Moreover, coordination between the government initiative and the private sector is also reaping the fruits of the deep-rooted dynamic of soft diplomacy through the education, humanitarian, and medical cooperation sector which has witnessed a significant boom due to the repercussions of the Coronavirus pandemic.
The largest indicator of Turkiye’s strategic position in the African continent is the dynamism of the expansion of its network of embassies across the various countries of the continent, as the number of Ankara’s representations in Africa in 2022 reached 44, the latest of which was the Turkish Embassy in Guinea-Bissau, and it also aspires, in the foreseeable future, to open 49 embassies through its presence in the following capitals: Bangui, Monrovia, Lilongwe, Maseru, and Mbabane.
In parallel with the dynamic of the close diplomatic presence in most capitals of the continent, Ankara has been able to encourage the presence of African representations in it by opening more embassies and consular offices, as evidenced by the hosting of the capital of Turkiye for 37 African diplomatic representations, and the opening of the 38th African embassy of Togo before the end of this year.
The strengthening of the diplomatic presence network coincides with the increase in the frequency of visits of African delegations to Ankara, as these visits to Turkiye amounted to 38 visits to various African diplomatic missions, despite the precautions related to the repercussions of the Covid-19 virus.
Ankara’s steady diplomatic presence has always been in parallel with the increasing volume of trade exchanges between Turkiye and the various countries of the African continent.
This is evidenced by the growth in the volume of trade exchanges, which increased from $ 5.4 billion in 2003 to $ 34.53 billion in 2021, despite the decline recorded globally at the level of trade exchanges due to the effects of the Covid-19 pandemic on the global economy.
The ambition of the Turkish authorities and the private sector does not stop at this steady rise in the number of commercial transactions but aims to double the level of these exchanges to exceed the level of $ 50 billion in the short term.
Among the indicators of this economic dynamism with the countries of the continent is the remarkable and steady rise in exchanges, especially with the countries of South Africa, Nigeria, Ivory Coast, Mauritania, and Ghana.

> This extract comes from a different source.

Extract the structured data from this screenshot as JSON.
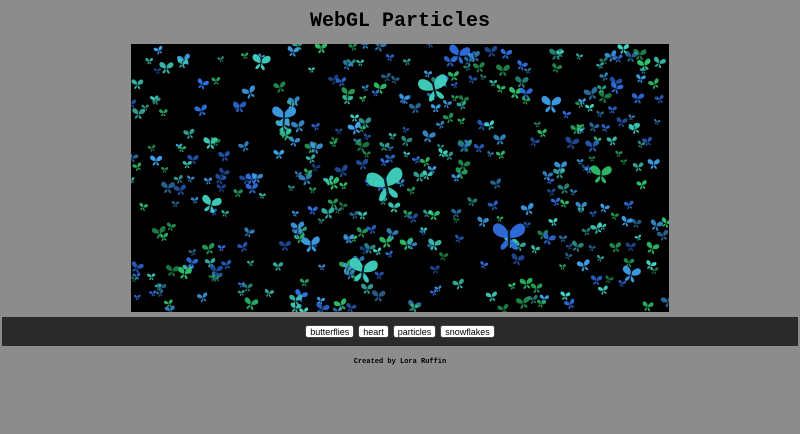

Another fact must be taken into account to understand the dynamic, as it is reflected in the growing strength of Turkiye’s economic presence in Africa and the development of Turkish direct investments in the countries of the continent, which amounted to $ 6 billion.
Turkish companies, for their part, have so far completed more than 1686 projects, with a market value of more than $ 77.8 billion, and perhaps this success achieved by the private sector is what encouraged the establishment of 45 Turkish-African Business and Economic Exchange Councils in various countries of the continent, through the Turkish Economic Exchange Council for the Private Sector (DEIK).
On the other hand, and in support of the private sector, the Turkish Ministry of Trade signed in 2021 a cooperation agreement with the General Secretariat of the African Continental Free Trade Area (AfCFTA).
Ankara has so far signed a total of 48 trade agreements with 48 African countries, in addition to concluding 32 investor protection treaties and non-double taxation protocols with 16 African countries.
At the banking level, Turkish banks, for their part, have begun to register a presence in the continent by opening a branch of the largest public bank, Ziraat Participation Bank (Ziraat Katılım), in Sudan, as well as a branch of the Turkish Labor Bank (İşbank) in Egypt.
What should not be overlooked is that this political and economic dynamic would not have flourished without the growth of the Turkish airline’s network, whose flights in 2022 reached a coverage level covering 33 countries on the continent and 44 destinations in Africa.